  • 2 teaspoon ginger
  • ½ teaspoon cloves, optional
  • ½ teaspoon allspice, optional
  • 2 teaspoons baking soda
  • 1 teaspoon salt
  • 1 cup sugar
  • 1 cup molasses
  • 1 cup melted shortening
  • 2 eggs
  • 1 teaspoon vanilla
  • 1 cup of hot coffee
  • 1 cup raisins
  • 1 cup walnuts chopped, optional
  1. Preheat the oven to 375.
  2. Grease baking sheets or line with parchment paper.
  3. Sift together the flour, spices, baking soda, and salt.
  4. Beat together the sugar, molasses, and shortening, and then add the eggs and vanilla, and beat well.
  5. Stir in the flour mixture until the flour is entirely incorporated.
  6. Add the hot coffee and mix to make a smooth batter.
  7. Fold in raisins and nuts, if desired.
  8. Drop spoonfuls on the baking sheets allowing room for spreading.
  9. Bake for ten to twelve minutes.
  10. Cool before storing in an airtight container.



Sandy Oliver

About Sandy Oliver

Sandy Oliver Sandy is a freelance food writer with the column Taste Buds appearing weekly since 2006 in the Bangor Daily News, and regular columns in Maine Boats, Homes, and Harbors magazine and The Working Waterfront.
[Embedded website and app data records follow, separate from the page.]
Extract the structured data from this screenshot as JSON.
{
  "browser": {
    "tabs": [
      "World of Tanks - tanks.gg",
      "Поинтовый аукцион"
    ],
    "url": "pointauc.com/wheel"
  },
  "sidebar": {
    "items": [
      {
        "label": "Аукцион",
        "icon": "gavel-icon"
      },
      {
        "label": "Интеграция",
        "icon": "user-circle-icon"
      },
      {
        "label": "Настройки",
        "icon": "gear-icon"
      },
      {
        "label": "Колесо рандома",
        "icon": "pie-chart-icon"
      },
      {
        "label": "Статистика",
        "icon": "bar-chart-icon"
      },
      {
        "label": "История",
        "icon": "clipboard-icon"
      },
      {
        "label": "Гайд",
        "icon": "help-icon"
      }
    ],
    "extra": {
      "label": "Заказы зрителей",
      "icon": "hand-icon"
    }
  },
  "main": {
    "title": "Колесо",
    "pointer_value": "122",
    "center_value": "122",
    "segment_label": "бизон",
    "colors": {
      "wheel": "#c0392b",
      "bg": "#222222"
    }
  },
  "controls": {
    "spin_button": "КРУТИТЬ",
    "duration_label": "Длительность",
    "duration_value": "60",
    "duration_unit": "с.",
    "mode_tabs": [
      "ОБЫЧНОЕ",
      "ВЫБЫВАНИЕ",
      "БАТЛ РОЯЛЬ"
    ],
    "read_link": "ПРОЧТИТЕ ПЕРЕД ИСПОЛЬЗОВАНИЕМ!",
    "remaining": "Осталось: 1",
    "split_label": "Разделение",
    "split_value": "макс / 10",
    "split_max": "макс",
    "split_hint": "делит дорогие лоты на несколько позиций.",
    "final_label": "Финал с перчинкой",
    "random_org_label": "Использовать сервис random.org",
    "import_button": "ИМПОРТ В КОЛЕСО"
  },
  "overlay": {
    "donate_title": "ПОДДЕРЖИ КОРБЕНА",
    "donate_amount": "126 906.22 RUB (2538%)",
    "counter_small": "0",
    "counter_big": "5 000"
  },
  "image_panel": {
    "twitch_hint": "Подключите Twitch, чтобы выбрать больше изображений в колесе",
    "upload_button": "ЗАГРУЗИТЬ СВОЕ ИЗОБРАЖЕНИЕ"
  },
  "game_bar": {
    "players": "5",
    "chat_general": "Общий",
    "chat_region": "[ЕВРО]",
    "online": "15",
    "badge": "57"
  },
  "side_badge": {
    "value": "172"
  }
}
Besides freelance food writing, she is a pioneering food historian beginning her work in 1971 at Mystic Seaport Museum, where she developed a fireplace cooking program in an 1830s house. After moving to Maine in 1988, Sandy wrote, Saltwater Foodways: New Englanders and Their Foods at Sea and Ashore in the 19th Century published in 1995. She is the author of The Food of Colonial and Federal America published in fall of 2005, and Giving Thanks: Thanksgiving History and Recipes from Pilgrims to Pumpkin Pie which she co-authored with Kathleen Curtin. She often speaks to historical organizations and food professional groups around the country, organizes historical dinners, and conducts classes and workshops in food history and in sustainable gardening and cooking. Sandy lives on Islesboro, an island in Penobscot where she gardens, preserves, cooks and teaches sustainable lifeways.